British Gas division would ramp up prices for electricity and gas
Britain\'s biggest domestic energy provider increased electricity and gas prices on Thursday, further stoking a political row over the high cost of living for millions of Britons.
Centrica said in a statement that its British Gas division
would ramp up prices for electricity and gas by 10.4 percent and 8.4 percent respectively. The move followed similar hikes by rival SSE last week.
SSE and British Gas are the first two of Britain\'s \'Big Six\' energy providers to raise prices ahead of Britain\'s winter, which is the peak demand season for energy.
London-listed Centrica, whose British Gas division supplies energy to 7.8 million households in Britain, blamed soaring costs of wholesale energy and of government energy efficiency schemes.

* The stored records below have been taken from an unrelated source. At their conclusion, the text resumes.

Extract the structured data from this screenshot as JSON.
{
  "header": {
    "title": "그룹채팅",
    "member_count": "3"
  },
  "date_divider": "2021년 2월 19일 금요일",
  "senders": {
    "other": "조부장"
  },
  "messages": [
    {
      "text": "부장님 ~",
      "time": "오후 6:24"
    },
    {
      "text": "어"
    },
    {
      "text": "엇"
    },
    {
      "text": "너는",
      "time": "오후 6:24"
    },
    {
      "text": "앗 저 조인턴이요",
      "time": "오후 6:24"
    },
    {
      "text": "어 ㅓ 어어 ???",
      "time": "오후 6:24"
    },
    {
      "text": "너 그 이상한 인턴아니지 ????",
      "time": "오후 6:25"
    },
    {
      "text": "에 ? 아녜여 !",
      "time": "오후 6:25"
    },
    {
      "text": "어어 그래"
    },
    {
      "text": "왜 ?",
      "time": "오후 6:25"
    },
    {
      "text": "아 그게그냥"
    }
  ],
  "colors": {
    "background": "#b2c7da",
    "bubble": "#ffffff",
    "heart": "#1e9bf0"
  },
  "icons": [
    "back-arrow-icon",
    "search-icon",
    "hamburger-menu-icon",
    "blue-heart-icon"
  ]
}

It will lift prices with effect from November 23.
\"Today\'s announcement ... reflects the increasing cost of buying energy in global markets, delivering gas and electricity to the home, and the government\'s social and environmental programmes, which are paid for through customers\' bills,\" Centrica said in a statement.
British Prime Minister David Cameron, who heads a Conservative-Liberal Democrat government, said in response that the British gas price rises were \"disappointing\" and urged consumers to switch their energy supplier.
London-listed Centrica added that the move would add about £2 ($3.2, 2.4 euros) to the weekly bill of customers taking both gas and electricity from British Gas.
Ed Miliband, leader of the main opposition Labour party, has vowed to freeze domestic energy prices for 20 months if he wins the next general election in mid-2015, as part of efforts to combat what he calls a \"cost of living crisis\" in Britain.
However, Conservative premier Cameron has condemned the promise as a \"gimmick\" that harked back to \"1970s-style socialism\", while some analysts argue that the policy could spark blackouts.
Britain\'s \'Big Six\' domestic energy suppliers comprise British Gas, EDF Energy, E.ON, Npower, Scottish Power and SSE.
The nation\'s market for domestic gas and electricity supplies was deregulated in the late 1990s, in a bid to encourage competition and drive down prices.